A Chopped Schedule

By

She’s been by her mother’s side in the kitchen since she could walk. She’s had one night each week to make dinner for her family. She started out cooking frozen chicken nuggets and Spongebob Kraft Mac & Cheese. Now, junior Nora Engelken has graduated to lemon parmesan angel hair pasta with shrimp as she attends Broadmoor Culinary School for half her school day

With a forte of baking, Nora took on the task of her father’s birthday cake. She bakes her “Too Much Chocolate” cake for her chocolate-loving dad every September. Drizzled over the chocolate bundt cake with chocolate chips is a chocolate frosting with Hershey’s kisses, Reese’s and Snickers melted into it.

Her grandfather is a wheat farmer, so every year Nora’s family goes to help with the harvest. She and her mother cook cauliflower, rice, spaghetti and squash for the 10-12 workers there, which they have done this for years.

Not only has Nora enjoyed her family traditions, she has taken such an interest in food that she plans to make it her career.

Nora has different ideas for what she could do with her talent in the future. She has thought about becoming a food scientist that tests companies’ foods. Another consideration is to open a restaurant after making her way up in the food industry. A dream she and her mother have is to open a bakery together. Attending Broadmoor every afternoon helps her pursue her ambitions.

“Later in life, [my mom] wants to open a bakery and she wants me to help her with that,” Nora said. “She’s always wanted to own a small business so this seemed like a good opportunity. I would like to open my own restaurant if I ever get there, but it takes a lot of skill and practice.

Spencer Knipper, Nora’s sister’s boyfriend, introduced the Engelkens to Broadmoor. He was in the program, and was a top chef. Broadmoor was always an option for her, but it wasn’t until freshman year Nora really started thinking about it.

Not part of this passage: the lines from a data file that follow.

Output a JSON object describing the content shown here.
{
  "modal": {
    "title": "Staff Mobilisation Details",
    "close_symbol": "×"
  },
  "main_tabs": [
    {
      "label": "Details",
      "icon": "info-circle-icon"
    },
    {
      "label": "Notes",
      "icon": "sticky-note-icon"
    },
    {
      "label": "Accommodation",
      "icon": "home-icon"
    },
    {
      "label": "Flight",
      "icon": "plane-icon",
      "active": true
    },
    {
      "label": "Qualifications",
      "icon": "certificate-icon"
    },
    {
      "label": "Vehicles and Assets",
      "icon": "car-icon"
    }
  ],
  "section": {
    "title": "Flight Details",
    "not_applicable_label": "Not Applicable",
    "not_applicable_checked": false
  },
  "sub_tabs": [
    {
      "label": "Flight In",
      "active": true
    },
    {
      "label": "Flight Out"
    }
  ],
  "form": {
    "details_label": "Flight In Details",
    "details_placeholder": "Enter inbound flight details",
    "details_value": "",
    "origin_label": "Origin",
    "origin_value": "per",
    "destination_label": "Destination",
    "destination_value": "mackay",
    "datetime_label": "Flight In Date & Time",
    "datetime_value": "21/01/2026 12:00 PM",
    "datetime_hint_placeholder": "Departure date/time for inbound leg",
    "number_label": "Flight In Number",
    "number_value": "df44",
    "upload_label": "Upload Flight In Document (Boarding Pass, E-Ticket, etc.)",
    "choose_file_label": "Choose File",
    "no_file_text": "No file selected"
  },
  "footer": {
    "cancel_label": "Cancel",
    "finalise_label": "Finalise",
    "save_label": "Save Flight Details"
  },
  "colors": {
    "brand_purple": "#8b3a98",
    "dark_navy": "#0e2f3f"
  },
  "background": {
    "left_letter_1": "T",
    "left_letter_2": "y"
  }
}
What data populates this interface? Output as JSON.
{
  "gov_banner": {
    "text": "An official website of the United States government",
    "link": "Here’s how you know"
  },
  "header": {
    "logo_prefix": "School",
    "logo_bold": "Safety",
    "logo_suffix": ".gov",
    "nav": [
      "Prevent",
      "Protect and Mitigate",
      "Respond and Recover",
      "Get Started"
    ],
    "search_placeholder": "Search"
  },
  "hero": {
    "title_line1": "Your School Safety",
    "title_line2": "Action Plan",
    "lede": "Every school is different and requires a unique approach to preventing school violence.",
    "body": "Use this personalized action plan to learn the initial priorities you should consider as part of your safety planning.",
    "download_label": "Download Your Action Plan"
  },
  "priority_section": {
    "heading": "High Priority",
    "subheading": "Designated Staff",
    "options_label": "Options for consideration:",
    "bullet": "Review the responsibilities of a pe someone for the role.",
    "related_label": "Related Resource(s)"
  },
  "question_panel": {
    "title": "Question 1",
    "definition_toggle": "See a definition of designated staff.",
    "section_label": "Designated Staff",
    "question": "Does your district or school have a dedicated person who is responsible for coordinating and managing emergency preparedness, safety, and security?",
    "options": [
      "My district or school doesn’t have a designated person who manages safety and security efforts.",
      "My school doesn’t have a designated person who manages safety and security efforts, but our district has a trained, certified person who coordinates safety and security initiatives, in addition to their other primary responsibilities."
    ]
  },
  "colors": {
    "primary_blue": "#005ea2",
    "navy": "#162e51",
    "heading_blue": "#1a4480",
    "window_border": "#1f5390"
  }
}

“I was the one that brought [Broadmoor] to the table,” Nora said. “[My mom] wants me to do something in the culinary business, but she wasn’t really sure if I should do Broadmoor or do something else or stay at East and take advanced foods, but I was like ‘I wanna go to Broadmoor, I wanna do this.”

Going to Broadmoor is time consuming for Nora. She takes her four core classes in the morning at East: U.S. History, AP English 11, Honors Pre-Calc, and AP Bio 2. Then she goes home for a 30 minute lunch, drives to Broadmoor for culinary school and then back to East for cross country.

Nora says she was intrigued by Broadmoor immediately, but she had to think about it a lot because it takes up a lot of the day. Her counselor questioned her choice also because it takes up so much time.

“The issue that students may run into is finding a way to work the travel time to Broadmoor into their schedule,” Elizabeth Molgren, Nora’s counselor, said. “It helps if the student communicates their interest in a program as early as possible with their academic counselor.  This way there is time to plan how to accommodate Broadmoor courses while still meeting graduation requirements at SME.”

“What she is going to miss out on is electives,” Nora’s mother, Lisa Engelken said. “I’m a big supporter of the orchestra program, and she was a bass player in the orchestra program and I’m sad that that’s not a part of her curriculum anymore.”

Nora knows cooking and baking are what she wants to do with her life. Even knowing she had to give up six years of orchestra as well as time with her friends, she decided that anything that will help her pursue her dreams of cooking and make her a better cook is worth it.

Share:
RSS
Follow by Email
Twitter
Facebook
YouTube
Instagram